The Light Between Oceans (2016)
Love demands everything
A sweeping period romance adapted from the pages of M. L. Stedman’s 2012 novel, also titled The Light Between Oceans, this good ol’ fashioned weepie is sure to get those tear ducts flowing. Written (for the screen) and directed by Derek Cianfrance, Blue Valentine (2010), The Light Between Oceans tells the story of Tom Sherbourne (Michael Fassbender), a haunted World War I veteran yearning for solitude, who takes a temporary gig as a lighthouse keeper on Janus Rock, a fictional remote island off the coast of Western Australia. Before going into isolation, he is welcomed by the folk living in the nearby township, where he meets Isabel Graysmark (Alicia Vikander). Having experienced her own personal loss, Isabel finds herself drawn to Tom’s quiet disposition and firm ethics. After capturing his heart, the pair marries, Tom taking his wife to live with him on the cliffs of his own private island.
While their first few months as newlyweds play out like a shining fairytale — we see too many shots of Fassbender and Vikander frolicking about in the fields — things begin to go south when the couple try to start a family. After suffering through the pain of two tragic miscarriages, Isabel falls into a deep depression — due to her inability to carry a babe to term — while her husband, Tom, is left feeling futile and powerless. But despite these low lows, the pair soldiers on, their love for one another enduring through this tough time.
One day, however, a miracle washes ashore in the form of a rowboat carrying the body of an anonymous dead man along with that of a weeping (but healthy) baby girl. Instantly taking to the child, Isabel tries to persuade Tom into keeping the infant, and passing her off as their own — since no one on the mainland had been informed of Isabel’s second miscarriage. Going against his better judgement, Tom buries the body and hesitantly agrees to keep the orphan. Years pass without incident, the twosome raising the baby (whom they eventually name Lucy) as lovingly as possible. That’s until Hannah Roennfeldt (Rachel Weisz) enters the frame, a grieving widow who reveals to have lost her husband and newborn at sea not too long ago. Now, with the dutiful Tom compelled to do the right thing, the couple must come to terns with the weight of their own questionable choices.

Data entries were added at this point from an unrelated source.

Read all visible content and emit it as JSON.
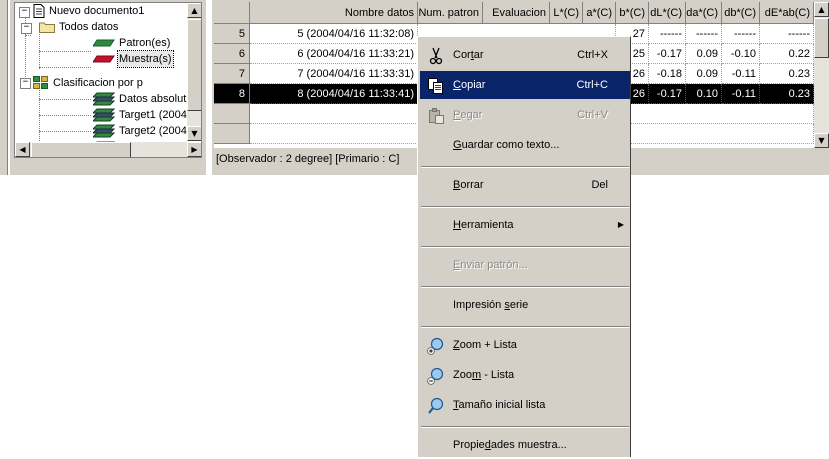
{
  "tree": {
    "nodes": [
      {
        "label": "Nuevo documento1",
        "icon": "document-icon"
      },
      {
        "label": "Todos datos",
        "icon": "folder-icon"
      },
      {
        "label": "Patron(es)",
        "icon": "green-swatch-icon"
      },
      {
        "label": "Muestra(s)",
        "icon": "red-swatch-icon"
      },
      {
        "label": "Clasificacion por p",
        "icon": "classification-icon"
      },
      {
        "label": "Datos absolut",
        "icon": "swatch-stack-icon"
      },
      {
        "label": "Target1 (2004",
        "icon": "swatch-stack-icon"
      },
      {
        "label": "Target2 (2004",
        "icon": "swatch-stack-icon"
      }
    ]
  },
  "grid": {
    "headers": [
      "Nombre datos",
      "Num. patron",
      "Evaluacion",
      "L*(C)",
      "a*(C)",
      "b*(C)",
      "dL*(C)",
      "da*(C)",
      "db*(C)",
      "dE*ab(C)"
    ],
    "rows": [
      {
        "num": "5",
        "name": "5 (2004/04/16 11:32:08)",
        "b": "27",
        "dL": "------",
        "da": "------",
        "db": "------",
        "dE": "------"
      },
      {
        "num": "6",
        "name": "6 (2004/04/16 11:33:21)",
        "b": "25",
        "dL": "-0.17",
        "da": "0.09",
        "db": "-0.10",
        "dE": "0.22"
      },
      {
        "num": "7",
        "name": "7 (2004/04/16 11:33:31)",
        "b": "26",
        "dL": "-0.18",
        "da": "0.09",
        "db": "-0.11",
        "dE": "0.23"
      },
      {
        "num": "8",
        "name": "8 (2004/04/16 11:33:41)",
        "b": "26",
        "dL": "-0.17",
        "da": "0.10",
        "db": "-0.11",
        "dE": "0.23"
      }
    ],
    "status": "[Observador : 2 degree]  [Primario : C]"
  },
  "menu": {
    "cut": {
      "pre": "Cor",
      "u": "t",
      "post": "ar",
      "shortcut": "Ctrl+X"
    },
    "copy": {
      "pre": "",
      "u": "C",
      "post": "opiar",
      "shortcut": "Ctrl+C"
    },
    "paste": {
      "pre": "",
      "u": "P",
      "post": "egar",
      "shortcut": "Ctrl+V"
    },
    "save_text": {
      "pre": "",
      "u": "G",
      "post": "uardar como texto..."
    },
    "delete": {
      "pre": "",
      "u": "B",
      "post": "orrar",
      "shortcut": "Del"
    },
    "tool": {
      "pre": "",
      "u": "H",
      "post": "erramienta"
    },
    "send_pattern": {
      "pre": "",
      "u": "E",
      "post": "nviar patrón..."
    },
    "print_series": {
      "pre": "Impresión ",
      "u": "s",
      "post": "erie"
    },
    "zoom_plus": {
      "pre": "",
      "u": "Z",
      "post": "oom + Lista"
    },
    "zoom_minus": {
      "pre": "Zoo",
      "u": "m",
      "post": " - Lista"
    },
    "initial_size": {
      "pre": "",
      "u": "T",
      "post": "amaño inicial lista"
    },
    "properties": {
      "pre": "Propie",
      "u": "d",
      "post": "ades muestra..."
    }
  }
}
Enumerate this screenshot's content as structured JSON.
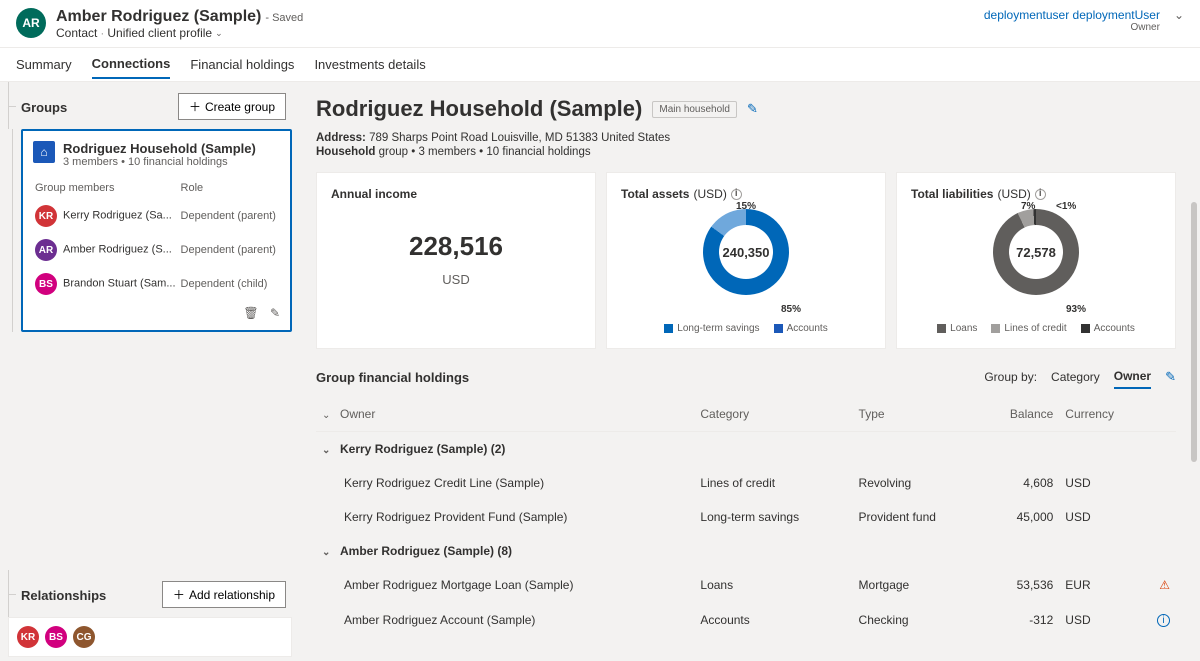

Be patient as The Light Between Oceans starts slow, filmmaker Cianfrance taking his time to establish his characters, their internal fears and anxieties. Throughout this opening portion we witness Tom go from a broken soldier, to a warm, caring man, the lovely Isabel easing some of his sorrow and pain — Michael Fassbender, Macbeth (2015), conveying a multitude of depth and emotion. Alicia Vikander, The Danish Girl (2015), is great as Isabel, too, but it isn’t until the character’s confronted with some harsh realities that we begin to see Vikander’s tremendous scope up on screen — with scenes that detail Isabel’s agony perhaps a bit too heavy for some. Even so, Vikander excels in expressing both anguish and joy, Isabel eventually lighting up after attaining a child, friends and family convinced of a premature birth and Isabel trying to put her bleak past behind her.
After two strong acts of astute direction and capable performances, it’s disappointing, then, to see the feature fall apart in its third, when Weisz’s Hannah Roennfeldt triggers Tom’s guilt, her whole clunky back-story shoehorned into proceedings at the eleventh hour. What’s more, with pleas, tears and betrayals piling up and characters making one infuriating decision after another, the whole thing begins to resemble an overcooked, intricacy plotted Nicholas Sparks flick, the soap-opera schmaltziness sabotaging all of the fable’s best intentions.
Shot in and around Tasmania, Australia and New Zealand, The Light Between Oceans looks sublime, Aussie cinematographer Adam Arkapaw, Animal Kingdom (2010), capturing the tempestuous climate of the area — the sun straining to break through layers of hazy cloud and ocean fog — these natural conditions putting significant stress on the couple’s life with raging winds and violent storms separating the lovers during turbulent times. Production design by fellow Australian Karen Murphy, The Great Gatsby (2013), is excellent also, with stark, dimly lit stairways and wistfully elegant period detail enhancing the mood and overall atmosphere. Then there are the well-known Aussie faces that crop up in small supporting roles, such as Garry McDonald, Moulin Rouge! (2001), who portrays Isabel’s father Bill, Jack Thompson, Mystery Road (2013), as Ralph Addicott, an old sea dog whom Tom befriends on the isle, and Bryan Brown, Cocktail (1988), who makes an appearance in the third act as Septimus Potts, Hannah’s wealthy old man.
Exploring themes of selfishness, moral obligation and the weight of adult responsibility, The Light Between Oceans may test one’s patience, given the fact that the film runs for 133 minutes — that’s close to two and a half hours! Be that as it may, it’s the first-rate cast that elevates this impassioned melodrama, which unashamedly tugs at the heartstrings. Next time, however, it’d be great to see an Australian talent cast in, at least, one of the three chief roles.
3 / 5 – Good
Reviewed by Mr. Movie